- Exercise prompt: Note each line of the listing that contains the string "this", and copy it.

- Given data:
======

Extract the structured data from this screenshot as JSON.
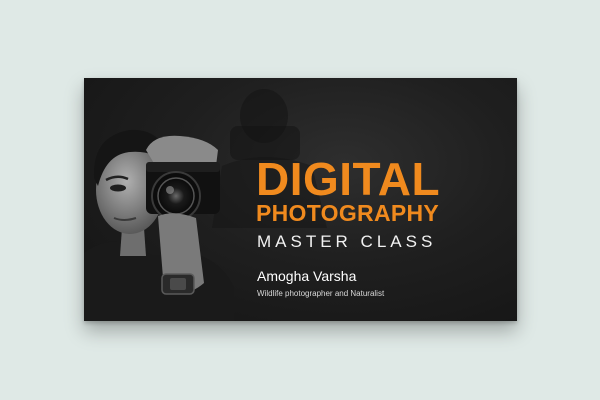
{
  "card": {
    "title_line1": "DIGITAL",
    "title_line2": "PHOTOGRAPHY",
    "subtitle": "MASTER CLASS",
    "presenter_name": "Amogha Varsha",
    "presenter_role": "Wildlife photographer and Naturalist"
  },
  "colors": {
    "background": "#dfe9e6",
    "card": "#1c1c1c",
    "accent": "#f08a1e",
    "text": "#ffffff"
  },
  "image": {
    "subject": "photographer-with-camera"
  }
}
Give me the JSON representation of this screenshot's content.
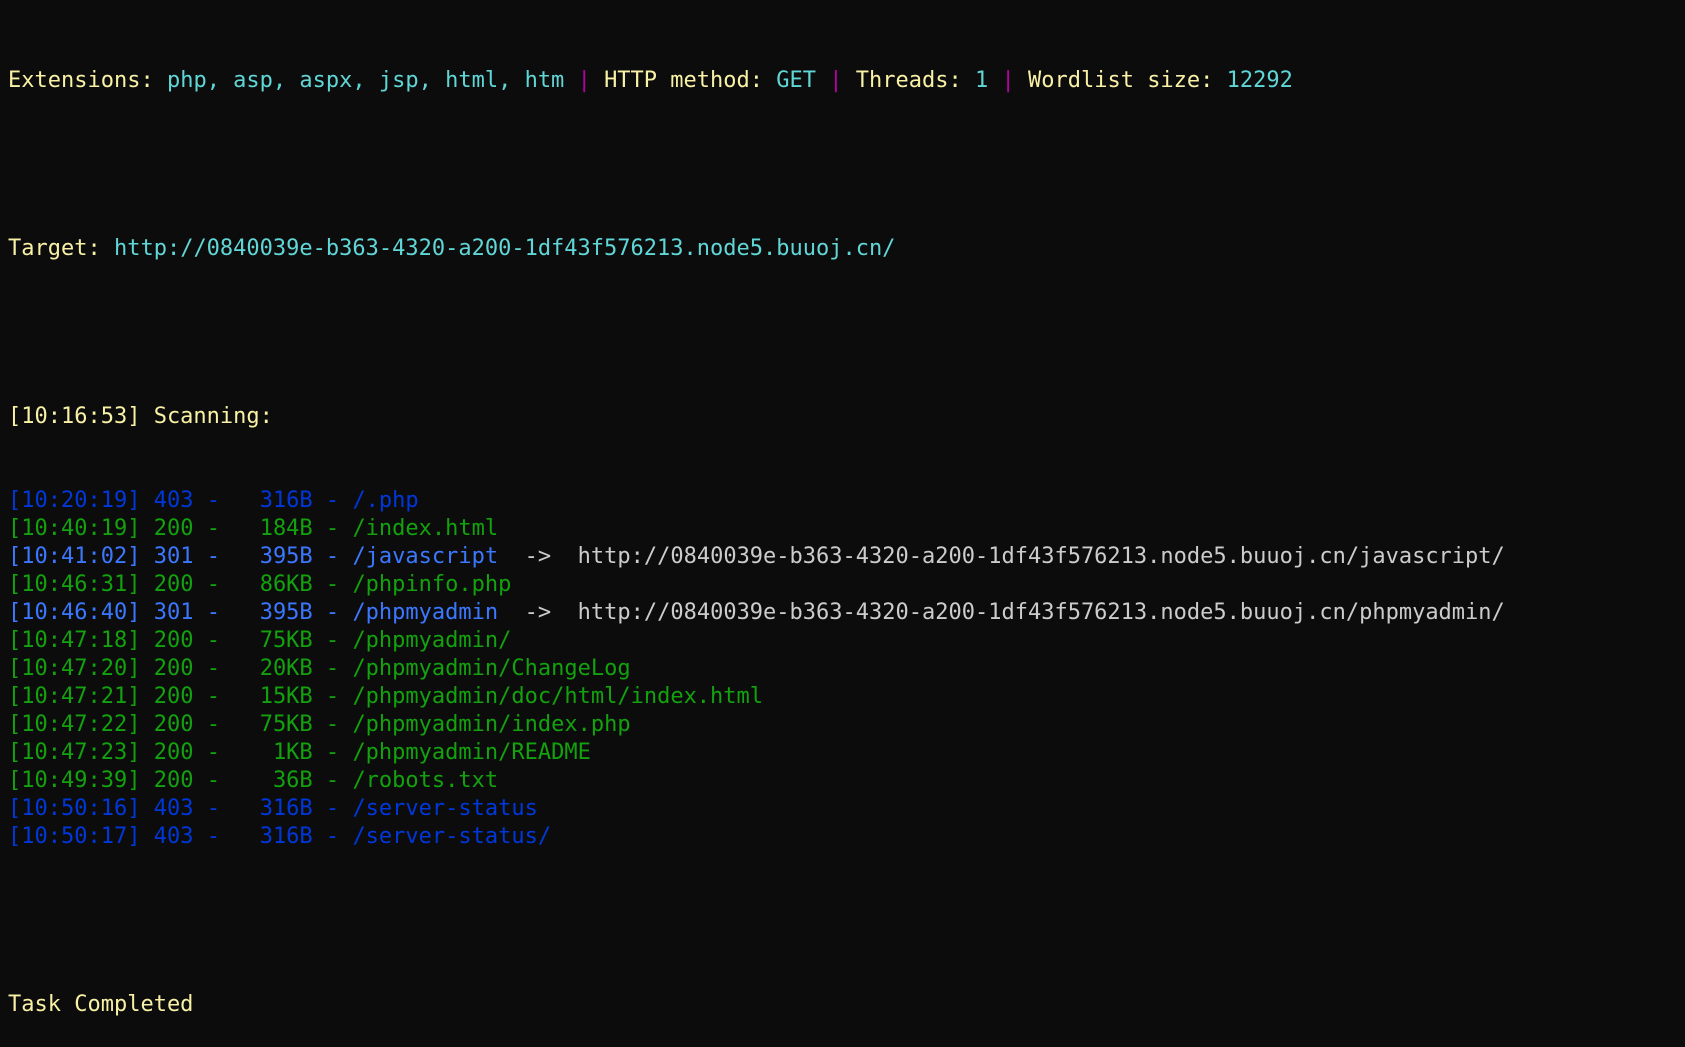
{
  "header": {
    "extensions_label": "Extensions:",
    "extensions_value": "php, asp, aspx, jsp, html, htm",
    "method_label": "HTTP method:",
    "method_value": "GET",
    "threads_label": "Threads:",
    "threads_value": "1",
    "wordlist_label": "Wordlist size:",
    "wordlist_value": "12292",
    "separator": "|"
  },
  "target": {
    "label": "Target:",
    "url": "http://0840039e-b363-4320-a200-1df43f576213.node5.buuoj.cn/"
  },
  "scan_start": "[10:16:53] Scanning:",
  "results": [
    {
      "time": "[10:20:19]",
      "code": "403",
      "size": "316B",
      "path": "/.php",
      "redirect": "",
      "color": "#0037da"
    },
    {
      "time": "[10:40:19]",
      "code": "200",
      "size": "184B",
      "path": "/index.html",
      "redirect": "",
      "color": "#13a10e"
    },
    {
      "time": "[10:41:02]",
      "code": "301",
      "size": "395B",
      "path": "/javascript",
      "redirect": "http://0840039e-b363-4320-a200-1df43f576213.node5.buuoj.cn/javascript/",
      "color": "#3b78ff"
    },
    {
      "time": "[10:46:31]",
      "code": "200",
      "size": "86KB",
      "path": "/phpinfo.php",
      "redirect": "",
      "color": "#13a10e"
    },
    {
      "time": "[10:46:40]",
      "code": "301",
      "size": "395B",
      "path": "/phpmyadmin",
      "redirect": "http://0840039e-b363-4320-a200-1df43f576213.node5.buuoj.cn/phpmyadmin/",
      "color": "#3b78ff"
    },
    {
      "time": "[10:47:18]",
      "code": "200",
      "size": "75KB",
      "path": "/phpmyadmin/",
      "redirect": "",
      "color": "#13a10e"
    },
    {
      "time": "[10:47:20]",
      "code": "200",
      "size": "20KB",
      "path": "/phpmyadmin/ChangeLog",
      "redirect": "",
      "color": "#13a10e"
    },
    {
      "time": "[10:47:21]",
      "code": "200",
      "size": "15KB",
      "path": "/phpmyadmin/doc/html/index.html",
      "redirect": "",
      "color": "#13a10e"
    },
    {
      "time": "[10:47:22]",
      "code": "200",
      "size": "75KB",
      "path": "/phpmyadmin/index.php",
      "redirect": "",
      "color": "#13a10e"
    },
    {
      "time": "[10:47:23]",
      "code": "200",
      "size": "1KB",
      "path": "/phpmyadmin/README",
      "redirect": "",
      "color": "#13a10e"
    },
    {
      "time": "[10:49:39]",
      "code": "200",
      "size": "36B",
      "path": "/robots.txt",
      "redirect": "",
      "color": "#13a10e"
    },
    {
      "time": "[10:50:16]",
      "code": "403",
      "size": "316B",
      "path": "/server-status",
      "redirect": "",
      "color": "#0037da"
    },
    {
      "time": "[10:50:17]",
      "code": "403",
      "size": "316B",
      "path": "/server-status/",
      "redirect": "",
      "color": "#0037da"
    }
  ],
  "completion": "Task Completed",
  "arrow": "->",
  "dash": "-",
  "colors": {
    "background": "#0c0c0c",
    "label": "#f9f1a5",
    "value": "#61d6d6",
    "separator": "#b4009e",
    "code_403": "#0037da",
    "code_301": "#3b78ff",
    "code_200": "#13a10e",
    "redirect": "#cccccc"
  }
}
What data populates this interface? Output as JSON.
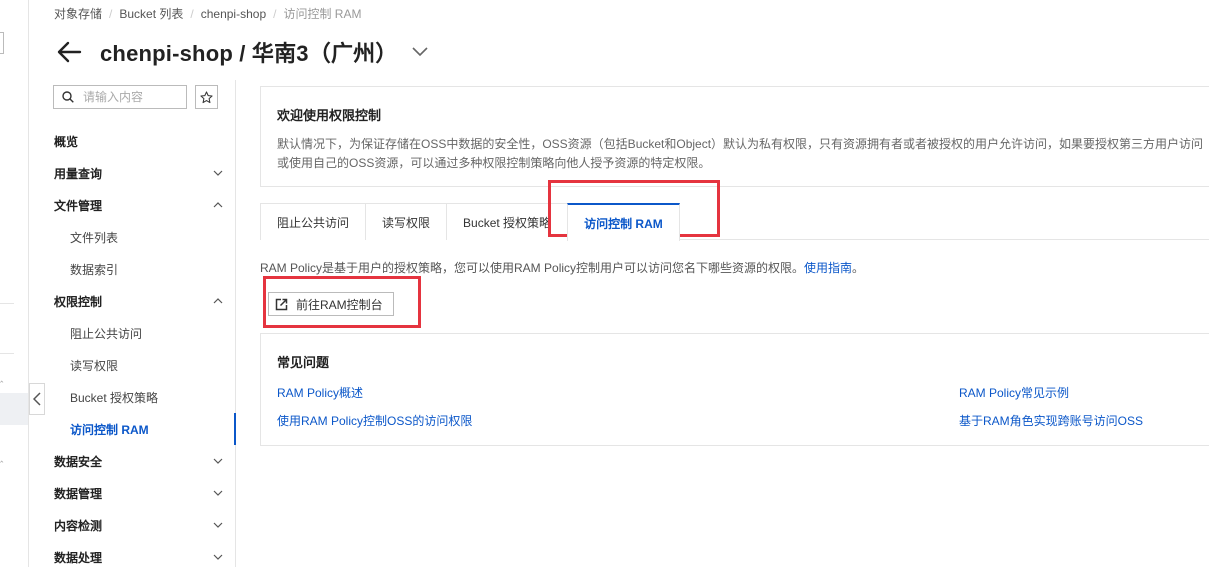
{
  "breadcrumb": [
    "对象存储",
    "Bucket 列表",
    "chenpi-shop",
    "访问控制 RAM"
  ],
  "header": {
    "title": "chenpi-shop / 华南3（广州）"
  },
  "sidebar": {
    "search_placeholder": "请输入内容",
    "items": [
      {
        "label": "概览"
      },
      {
        "label": "用量查询"
      },
      {
        "label": "文件管理"
      },
      {
        "label": "文件列表"
      },
      {
        "label": "数据索引"
      },
      {
        "label": "权限控制"
      },
      {
        "label": "阻止公共访问"
      },
      {
        "label": "读写权限"
      },
      {
        "label": "Bucket 授权策略"
      },
      {
        "label": "访问控制 RAM"
      },
      {
        "label": "数据安全"
      },
      {
        "label": "数据管理"
      },
      {
        "label": "内容检测"
      },
      {
        "label": "数据处理"
      }
    ]
  },
  "welcome": {
    "title": "欢迎使用权限控制",
    "text": "默认情况下，为保证存储在OSS中数据的安全性，OSS资源（包括Bucket和Object）默认为私有权限，只有资源拥有者或者被授权的用户允许访问，如果要授权第三方用户访问或使用自己的OSS资源，可以通过多种权限控制策略向他人授予资源的特定权限。"
  },
  "tabs": [
    {
      "label": "阻止公共访问"
    },
    {
      "label": "读写权限"
    },
    {
      "label": "Bucket 授权策略"
    },
    {
      "label": "访问控制 RAM"
    }
  ],
  "ram": {
    "description": "RAM Policy是基于用户的授权策略，您可以使用RAM Policy控制用户可以访问您名下哪些资源的权限。",
    "guide_link": "使用指南",
    "guide_suffix": "。",
    "button_label": "前往RAM控制台"
  },
  "faq": {
    "title": "常见问题",
    "links": [
      "RAM Policy概述",
      "使用RAM Policy控制OSS的访问权限",
      "RAM Policy常见示例",
      "基于RAM角色实现跨账号访问OSS"
    ]
  },
  "colors": {
    "accent": "#0b57c9",
    "highlight": "#e5343f"
  }
}
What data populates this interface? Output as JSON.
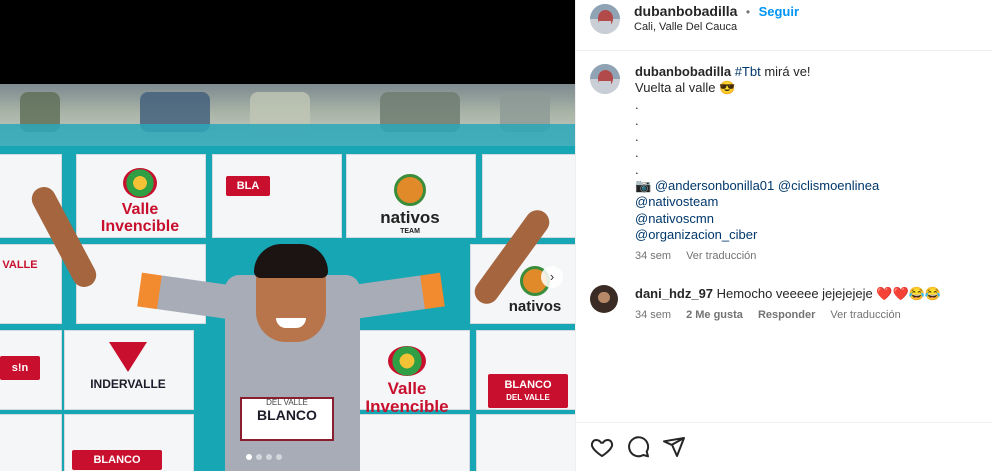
{
  "colors": {
    "link": "#00376b",
    "follow": "#0095f6",
    "muted": "#737373",
    "heart": "#ed4956"
  },
  "post": {
    "username": "dubanbobadilla",
    "follow_label": "Seguir",
    "separator": "•",
    "location": "Cali, Valle Del Cauca"
  },
  "photo": {
    "logos": {
      "valle_1": "Valle",
      "valle_2": "Invencible",
      "nativos": "nativos",
      "nativos_team": "TEAM",
      "blanco_1": "BLANCO",
      "blanco_2": "DEL VALLE",
      "indervalle": "INDERVALLE",
      "sponsor_top": "BLANCO",
      "sponsor_sub": "DEL VALLE"
    },
    "next_icon": "chevron-right-icon",
    "slides": 4,
    "current_slide": 1
  },
  "caption": {
    "username": "dubanbobadilla",
    "hashtag": "#Tbt",
    "text_1": " mirá ve!",
    "line_2": "Vuelta al valle 😎",
    "dot": ".",
    "camera": "📷",
    "mention_1": "@andersonbonilla01",
    "mention_2": "@ciclismoenlinea",
    "mention_3": "@nativosteam",
    "mention_4": "@nativoscmn",
    "mention_5": "@organizacion_ciber",
    "time": "34 sem",
    "translate": "Ver traducción"
  },
  "comment": {
    "username": "dani_hdz_97",
    "text": "Hemocho veeeee jejejejeje ❤️❤️😂😂",
    "time": "34 sem",
    "likes": "2 Me gusta",
    "reply": "Responder",
    "translate": "Ver traducción"
  },
  "actions": {
    "like_icon": "heart-icon",
    "comment_icon": "comment-icon",
    "share_icon": "share-icon"
  }
}
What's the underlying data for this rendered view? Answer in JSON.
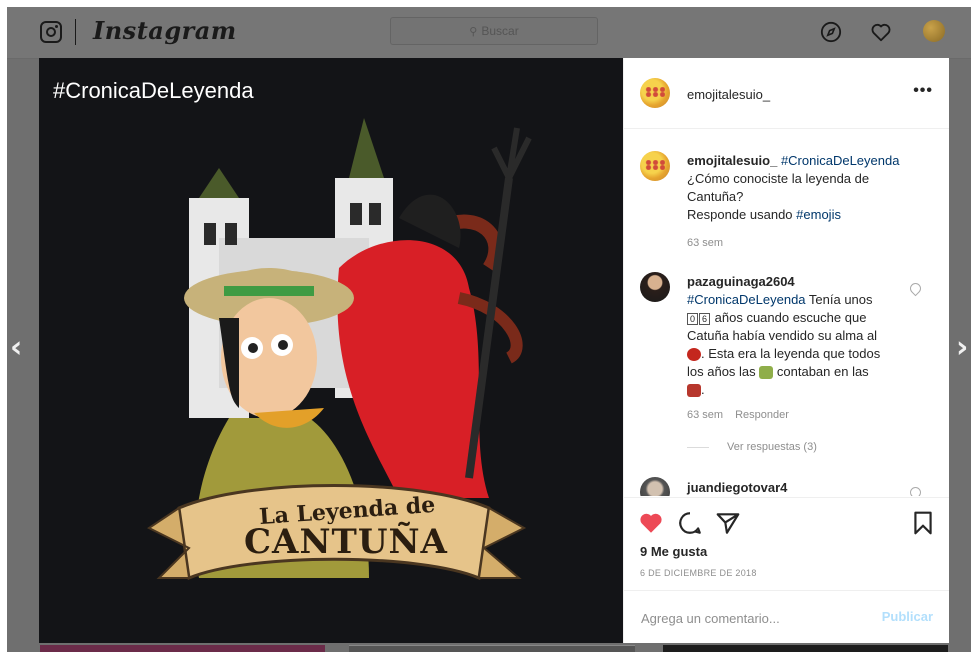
{
  "nav": {
    "app_name": "Instagram",
    "search_placeholder": "Buscar"
  },
  "post": {
    "photo_hashtag": "#CronicaDeLeyenda",
    "banner_top": "La Leyenda de",
    "banner_main": "CANTUÑA",
    "author": "emojitalesuio_",
    "more_label": "•••"
  },
  "comments": [
    {
      "user": "emojitalesuio_",
      "hashtag": "#CronicaDeLeyenda",
      "line1": "¿Cómo conociste la leyenda de",
      "line2": "Cantuña?",
      "line3_text": "Responde usando ",
      "line3_tag": "#emojis",
      "time": "63 sem"
    },
    {
      "user": "pazaguinaga2604",
      "hashtag": "#CronicaDeLeyenda",
      "text1": " Tenía unos",
      "key1": "0",
      "key2": "6",
      "text2": " años cuando escuche que",
      "text3": "Catuña había vendido su alma al",
      "text4": ". Esta era la leyenda que todos",
      "text5": "los años las",
      "text6": " contaban en las",
      "text7": ".",
      "time": "63 sem",
      "reply_label": "Responder",
      "view_replies": "Ver respuestas (3)"
    },
    {
      "user": "juandiegotovar4"
    }
  ],
  "actions": {
    "likes": "9 Me gusta",
    "date": "6 DE DICIEMBRE DE 2018",
    "comment_placeholder": "Agrega un comentario...",
    "publish_label": "Publicar"
  },
  "colors": {
    "like_red": "#ed4956",
    "link_blue": "#00376b",
    "publish_disabled": "#b2dffc"
  }
}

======

- Reply:
Extract the structured data from this screenshot as JSON.
Give me the JSON representation of this screenshot's content.
What data populates this interface? Output as JSON.
What data populates this interface? Output as JSON.
What's the underlying data for this rendered view? Answer in JSON.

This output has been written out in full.